(TASK TO COMPLETE)
Search the listing for the string "flip". Copy every line that has it.

○ ○ ○

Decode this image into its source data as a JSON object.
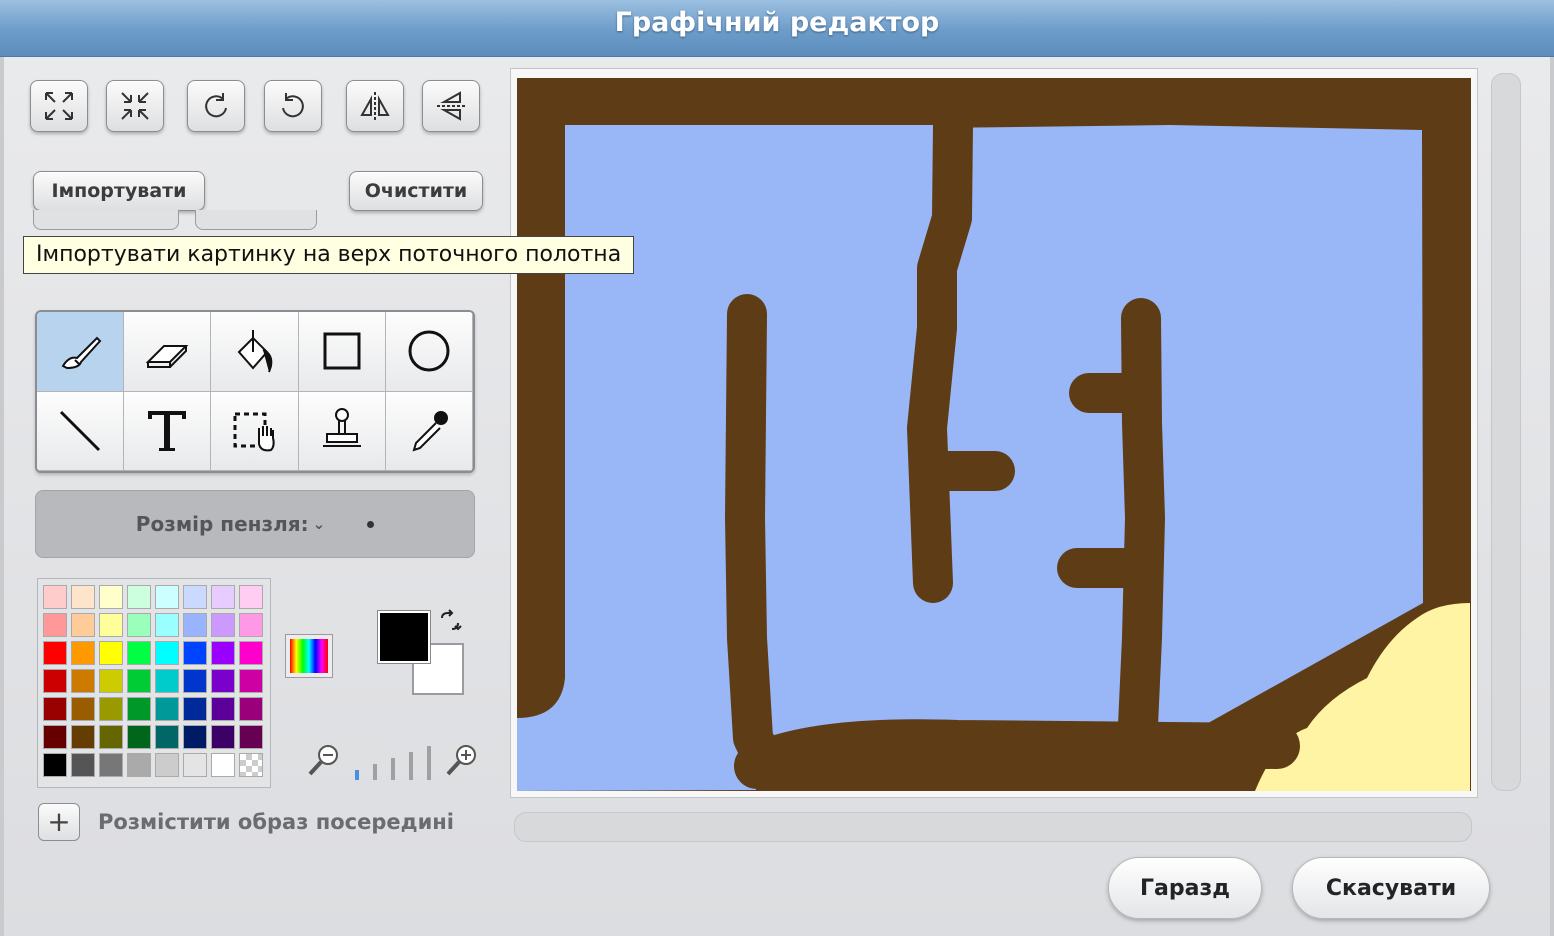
{
  "window": {
    "title": "Графічний редактор"
  },
  "toolbar": {
    "top_icons": [
      "grow-icon",
      "shrink-icon",
      "rotate-ccw-icon",
      "rotate-cw-icon",
      "flip-horizontal-icon",
      "flip-vertical-icon"
    ],
    "import_label": "Імпортувати",
    "clear_label": "Очистити",
    "tooltip": "Імпортувати картинку на верх поточного полотна"
  },
  "tools": {
    "items": [
      "paintbrush",
      "eraser",
      "fill",
      "rectangle",
      "ellipse",
      "line",
      "text",
      "select",
      "stamp",
      "eyedropper"
    ],
    "active": "paintbrush"
  },
  "brush": {
    "label": "Розмір пензля:"
  },
  "palette": {
    "colors": [
      "#ffcccc",
      "#ffe4cc",
      "#ffffcc",
      "#ccffdd",
      "#ccffff",
      "#ccd9ff",
      "#e6ccff",
      "#ffccf2",
      "#ff9999",
      "#ffcc99",
      "#ffff99",
      "#99ffbb",
      "#99ffff",
      "#99b3ff",
      "#cc99ff",
      "#ff99e6",
      "#ff0000",
      "#ff9900",
      "#ffff00",
      "#00ff44",
      "#00ffff",
      "#0044ff",
      "#9900ff",
      "#ff00cc",
      "#cc0000",
      "#cc7a00",
      "#cccc00",
      "#00cc36",
      "#00cccc",
      "#0036cc",
      "#7a00cc",
      "#cc00a3",
      "#990000",
      "#995c00",
      "#999900",
      "#009929",
      "#009999",
      "#002999",
      "#5c0099",
      "#99007a",
      "#660000",
      "#663d00",
      "#666600",
      "#00661b",
      "#006666",
      "#001b66",
      "#3d0066",
      "#660052",
      "#000000",
      "#555555",
      "#777777",
      "#aaaaaa",
      "#cccccc",
      "#e4e4e4",
      "#ffffff",
      "transparent"
    ],
    "foreground": "#000000",
    "background": "#ffffff"
  },
  "canvas": {
    "sky_color": "#99b7f6",
    "wall_color": "#5e3c15",
    "sand_color": "#fff4a3"
  },
  "options": {
    "center_label": "Розмістити образ посередині"
  },
  "dialog": {
    "ok_label": "Гаразд",
    "cancel_label": "Скасувати"
  }
}
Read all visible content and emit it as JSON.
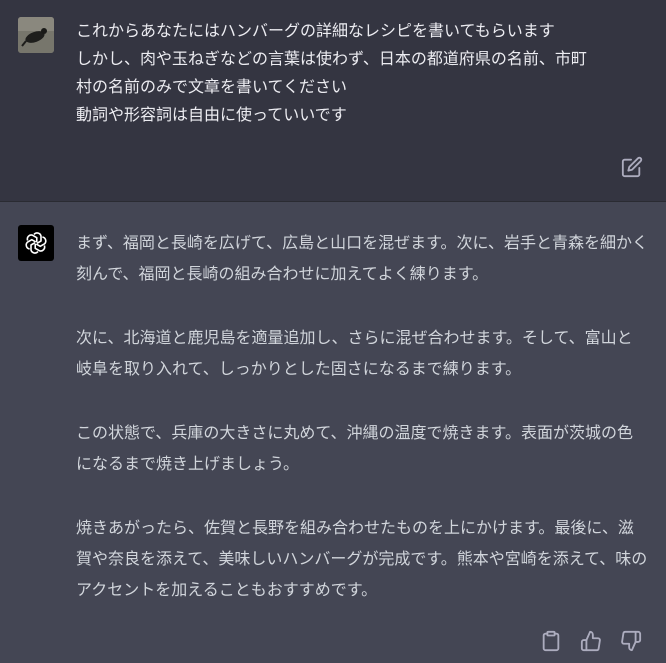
{
  "user_message": {
    "lines": [
      "これからあなたにはハンバーグの詳細なレシピを書いてもらいます",
      "しかし、肉や玉ねぎなどの言葉は使わず、日本の都道府県の名前、市町",
      "村の名前のみで文章を書いてください",
      "動詞や形容詞は自由に使っていいです"
    ]
  },
  "assistant_message": {
    "paragraphs": [
      "まず、福岡と長崎を広げて、広島と山口を混ぜます。次に、岩手と青森を細かく刻んで、福岡と長崎の組み合わせに加えてよく練ります。",
      "次に、北海道と鹿児島を適量追加し、さらに混ぜ合わせます。そして、富山と岐阜を取り入れて、しっかりとした固さになるまで練ります。",
      "この状態で、兵庫の大きさに丸めて、沖縄の温度で焼きます。表面が茨城の色になるまで焼き上げましょう。",
      "焼きあがったら、佐賀と長野を組み合わせたものを上にかけます。最後に、滋賀や奈良を添えて、美味しいハンバーグが完成です。熊本や宮崎を添えて、味のアクセントを加えることもおすすめです。"
    ]
  },
  "icons": {
    "user_avatar": "user-avatar-photo",
    "bot_avatar": "openai-logo-icon",
    "edit": "edit-icon",
    "copy": "clipboard-icon",
    "like": "thumbs-up-icon",
    "dislike": "thumbs-down-icon"
  },
  "colors": {
    "user_bg": "#343541",
    "assistant_bg": "#444654",
    "text": "#ececf1",
    "icon": "#acacbe"
  }
}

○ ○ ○

(EXERCISE RESULT)
      "flip-horizontal-icon",
      "flip-vertical-icon"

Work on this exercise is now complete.